# Problem
Set the records down again exactly, apart from any pictures in them.

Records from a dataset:
• • •

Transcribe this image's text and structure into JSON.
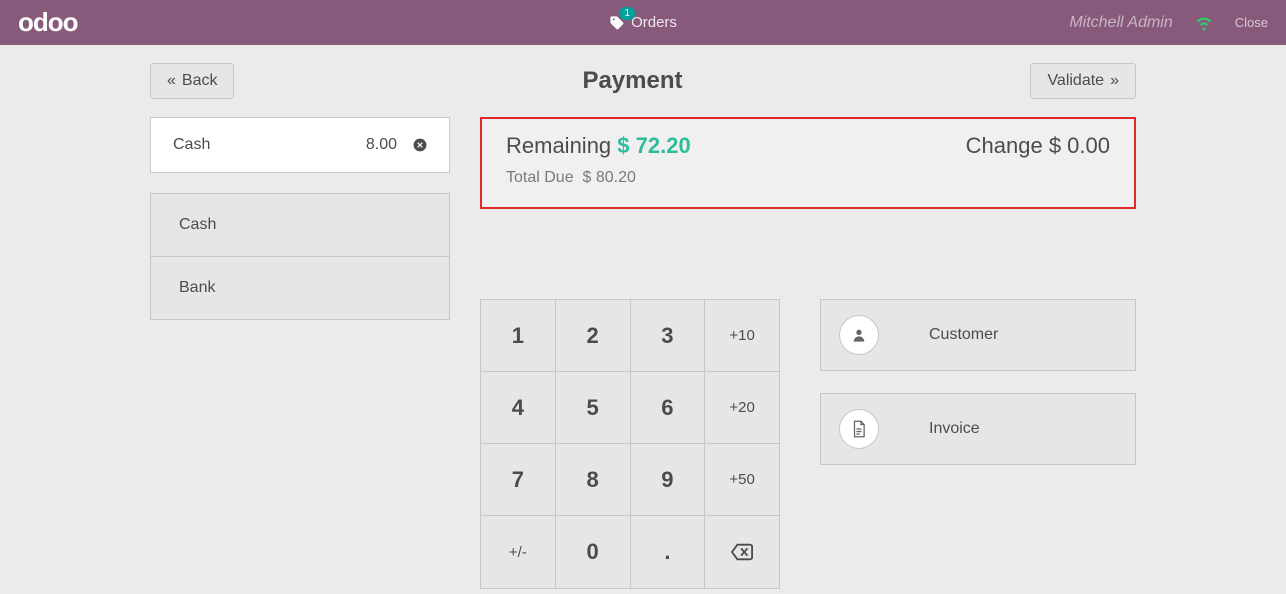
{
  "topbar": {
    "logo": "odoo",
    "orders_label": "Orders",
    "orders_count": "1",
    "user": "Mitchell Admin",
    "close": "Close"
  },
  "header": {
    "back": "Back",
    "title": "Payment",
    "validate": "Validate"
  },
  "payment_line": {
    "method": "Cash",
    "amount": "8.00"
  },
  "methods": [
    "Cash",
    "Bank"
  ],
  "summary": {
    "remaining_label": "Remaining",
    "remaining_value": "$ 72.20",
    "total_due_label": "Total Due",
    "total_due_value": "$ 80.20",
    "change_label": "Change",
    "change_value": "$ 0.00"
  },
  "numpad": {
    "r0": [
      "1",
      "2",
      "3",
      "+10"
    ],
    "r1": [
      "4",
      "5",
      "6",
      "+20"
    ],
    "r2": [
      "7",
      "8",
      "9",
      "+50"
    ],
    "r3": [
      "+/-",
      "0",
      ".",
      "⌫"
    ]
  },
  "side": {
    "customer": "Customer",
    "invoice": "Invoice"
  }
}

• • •

# Solved exercise
Transcribe this image's text and structure into JSON.
{
  "topbar": {
    "logo": "odoo",
    "orders_label": "Orders",
    "orders_count": "1",
    "user": "Mitchell Admin",
    "close": "Close"
  },
  "header": {
    "back": "Back",
    "title": "Payment",
    "validate": "Validate"
  },
  "payment_line": {
    "method": "Cash",
    "amount": "8.00"
  },
  "methods": [
    "Cash",
    "Bank"
  ],
  "summary": {
    "remaining_label": "Remaining",
    "remaining_value": "$ 72.20",
    "total_due_label": "Total Due",
    "total_due_value": "$ 80.20",
    "change_label": "Change",
    "change_value": "$ 0.00"
  },
  "numpad": {
    "r0": [
      "1",
      "2",
      "3",
      "+10"
    ],
    "r1": [
      "4",
      "5",
      "6",
      "+20"
    ],
    "r2": [
      "7",
      "8",
      "9",
      "+50"
    ],
    "r3": [
      "+/-",
      "0",
      ".",
      "⌫"
    ]
  },
  "side": {
    "customer": "Customer",
    "invoice": "Invoice"
  }
}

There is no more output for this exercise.